Dancing with authority and poise, American Ballet Theatre soloist Sarah Lane has made her mark in roles that range from Aurora to Vera in Ashton's A Month in the Country. She began ballet classes as a child in Memphis, and continued her studies with Timothy Draper at the Draper Center for Dance Education when her family moved to Rochester, New York. She joined ABT as an apprentice in 2003, and became a soloist in 2007. Her technical mastery has also brought her acclaim in contemporary works by Tharp, Morris, Elo and others. During ABT's upcoming spring season at New York's Lincoln Center, she will dance leads in Coppélia and Theme and Variations.
I started dancing at the age of 4. Unlike many, I was never inspired to start because I saw a dance film or performance. I didn't go to a full-length ballet until I was 16. I was just in my own world, doing something that I truly loved. There were even times that I needed to be brought back to earth. My teacher, the late Timothy Draper, once said, “Sarah, the lights are on, but nobody's home!"
I've never been a frivolous girl. I spent my early childhood living in the country outside of Memphis, Tennessee. I was a regular hillbilly along with my two younger brothers. We rode the neighbor's horses, picked cotton in the cotton field and smashed pennies on the railroad tracks. I had a creative side, though. I wrote poetry and I liked to sing. My brother, Micah, would drum away on a plastic bucket while I tried to carry a tune.

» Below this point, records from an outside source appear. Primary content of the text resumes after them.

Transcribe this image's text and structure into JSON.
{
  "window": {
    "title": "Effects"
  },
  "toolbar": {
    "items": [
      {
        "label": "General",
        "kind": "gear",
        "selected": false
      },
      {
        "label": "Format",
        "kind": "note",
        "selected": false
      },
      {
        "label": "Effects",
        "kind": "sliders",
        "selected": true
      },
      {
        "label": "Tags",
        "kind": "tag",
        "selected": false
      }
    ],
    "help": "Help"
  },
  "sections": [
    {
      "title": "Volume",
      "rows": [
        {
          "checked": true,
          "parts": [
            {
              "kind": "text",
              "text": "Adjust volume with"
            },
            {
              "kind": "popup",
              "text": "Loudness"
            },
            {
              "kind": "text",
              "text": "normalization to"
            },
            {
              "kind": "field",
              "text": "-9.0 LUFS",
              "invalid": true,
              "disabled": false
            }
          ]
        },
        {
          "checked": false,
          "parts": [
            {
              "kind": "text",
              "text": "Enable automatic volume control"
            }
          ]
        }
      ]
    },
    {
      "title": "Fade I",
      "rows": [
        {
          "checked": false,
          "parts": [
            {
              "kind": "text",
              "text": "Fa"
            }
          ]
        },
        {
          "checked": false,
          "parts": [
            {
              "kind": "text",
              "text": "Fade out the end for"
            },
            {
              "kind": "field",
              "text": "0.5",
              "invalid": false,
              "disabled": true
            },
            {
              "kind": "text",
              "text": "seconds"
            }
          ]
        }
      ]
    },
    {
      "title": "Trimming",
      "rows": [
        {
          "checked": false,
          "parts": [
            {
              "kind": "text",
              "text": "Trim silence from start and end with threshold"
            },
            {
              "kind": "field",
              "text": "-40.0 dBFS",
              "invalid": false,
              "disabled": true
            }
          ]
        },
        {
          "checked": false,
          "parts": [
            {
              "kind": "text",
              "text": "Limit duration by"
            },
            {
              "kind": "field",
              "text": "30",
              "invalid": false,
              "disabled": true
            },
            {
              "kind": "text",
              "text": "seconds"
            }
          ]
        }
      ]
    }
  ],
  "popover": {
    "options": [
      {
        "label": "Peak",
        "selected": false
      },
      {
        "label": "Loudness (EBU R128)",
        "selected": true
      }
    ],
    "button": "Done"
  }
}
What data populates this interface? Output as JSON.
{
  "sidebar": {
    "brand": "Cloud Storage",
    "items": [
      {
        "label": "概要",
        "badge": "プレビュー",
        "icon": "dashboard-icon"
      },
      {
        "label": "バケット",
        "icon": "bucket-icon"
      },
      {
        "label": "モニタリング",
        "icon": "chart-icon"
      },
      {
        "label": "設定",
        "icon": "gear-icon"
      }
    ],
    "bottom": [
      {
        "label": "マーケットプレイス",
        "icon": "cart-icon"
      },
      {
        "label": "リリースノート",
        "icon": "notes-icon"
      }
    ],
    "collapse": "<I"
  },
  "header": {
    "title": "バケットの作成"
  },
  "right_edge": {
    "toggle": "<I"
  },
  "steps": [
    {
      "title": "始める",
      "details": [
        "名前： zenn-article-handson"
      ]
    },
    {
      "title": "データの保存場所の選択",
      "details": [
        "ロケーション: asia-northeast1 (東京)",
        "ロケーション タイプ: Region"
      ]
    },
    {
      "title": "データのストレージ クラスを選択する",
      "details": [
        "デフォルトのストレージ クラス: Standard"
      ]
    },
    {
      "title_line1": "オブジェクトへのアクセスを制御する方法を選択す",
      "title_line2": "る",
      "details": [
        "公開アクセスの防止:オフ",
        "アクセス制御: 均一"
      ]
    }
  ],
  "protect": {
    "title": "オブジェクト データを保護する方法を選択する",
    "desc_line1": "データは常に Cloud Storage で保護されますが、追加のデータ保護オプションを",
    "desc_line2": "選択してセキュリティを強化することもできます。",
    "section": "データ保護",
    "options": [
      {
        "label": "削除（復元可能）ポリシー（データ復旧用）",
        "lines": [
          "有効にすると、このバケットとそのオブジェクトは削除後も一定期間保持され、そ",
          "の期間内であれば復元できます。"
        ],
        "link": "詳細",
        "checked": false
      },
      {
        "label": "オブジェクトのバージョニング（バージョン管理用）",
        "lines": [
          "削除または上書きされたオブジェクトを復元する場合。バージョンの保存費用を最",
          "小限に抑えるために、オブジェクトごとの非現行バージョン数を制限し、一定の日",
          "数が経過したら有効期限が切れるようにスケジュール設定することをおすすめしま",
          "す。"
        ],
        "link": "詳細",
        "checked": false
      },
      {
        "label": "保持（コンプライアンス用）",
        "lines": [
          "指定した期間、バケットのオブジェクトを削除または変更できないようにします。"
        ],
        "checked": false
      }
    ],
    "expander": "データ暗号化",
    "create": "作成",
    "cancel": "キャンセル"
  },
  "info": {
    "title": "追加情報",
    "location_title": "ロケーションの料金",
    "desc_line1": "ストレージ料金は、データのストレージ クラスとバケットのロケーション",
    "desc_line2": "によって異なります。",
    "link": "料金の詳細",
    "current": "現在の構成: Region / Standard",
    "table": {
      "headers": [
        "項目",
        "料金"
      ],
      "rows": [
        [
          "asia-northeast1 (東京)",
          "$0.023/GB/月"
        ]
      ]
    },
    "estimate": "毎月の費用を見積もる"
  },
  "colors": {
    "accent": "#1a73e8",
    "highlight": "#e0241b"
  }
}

My parents were very involved in contemporary Christian music and that was the primary influence that led me to dance. My dad was a sound engineer for several artists in that genre. It was something that he was passionate about and it was contagious. I understood in a sincere and personal way what worship was. It's being humbled by a grace that is far more exquisite than anything you can imagine. For me, worship is doing what I do to honor something greater than myself. My first ballet teacher, Pat Gillespie, was religious as well. She instilled in me a deeper meaning for dancing and connected the dots between music, ballet and faith.
Another part of dance that drew me in was acting. When I was young, I would play make-believe with my brothers. Becoming a character onstage at this point in my life is still fun, but it is not a game anymore. Developing a persona requires a constant thought process that melds my own experiences and feelings with those of the character I'm dancing.
At times, of course, I doubt myself. Life is not easy and neither is ballet. I'm a perfectionist, which has not always been to my advantage. I get frustrated when I don't measure up to my own standards. Perfectionism can be a trap: I understand now that the process every day is more important than the finished product.
I appreciate my craft more and more as I get older. As the late, great Frederic Franklin said, “It is a privilege to be a dancer." What dancers experience goes beyond what words can express. To put it feebly, it is the ability to set your soul free in a moment that can't be captured or replicated. It's being real and vulnerable enough to share who you are as a unique human being. It's believing that imperfection can still create something beautiful. There is so much in life that motivates me now in my dancing. I find inspiration in the love I share with my husband, the laughs I have with my brothers and my niece, in how happy my two dogs get when I come home.
What we do as dancers is very different from the Hollywood version of ballet life. Ballet is more than steps, or pyrotechnics. When I finally saw that first ballet, it was Amanda McKerrow as Giselle at the Metropolitan Opera House. What I took away with me I can't explain, but it was something special. I want to give that to others; true ballet can give that to others. That is why I dance.
Photo: Sarah Lane as Aurora in ABT's Sleeping Beauty. By Rosalie O'Connor, Courtesy ABT.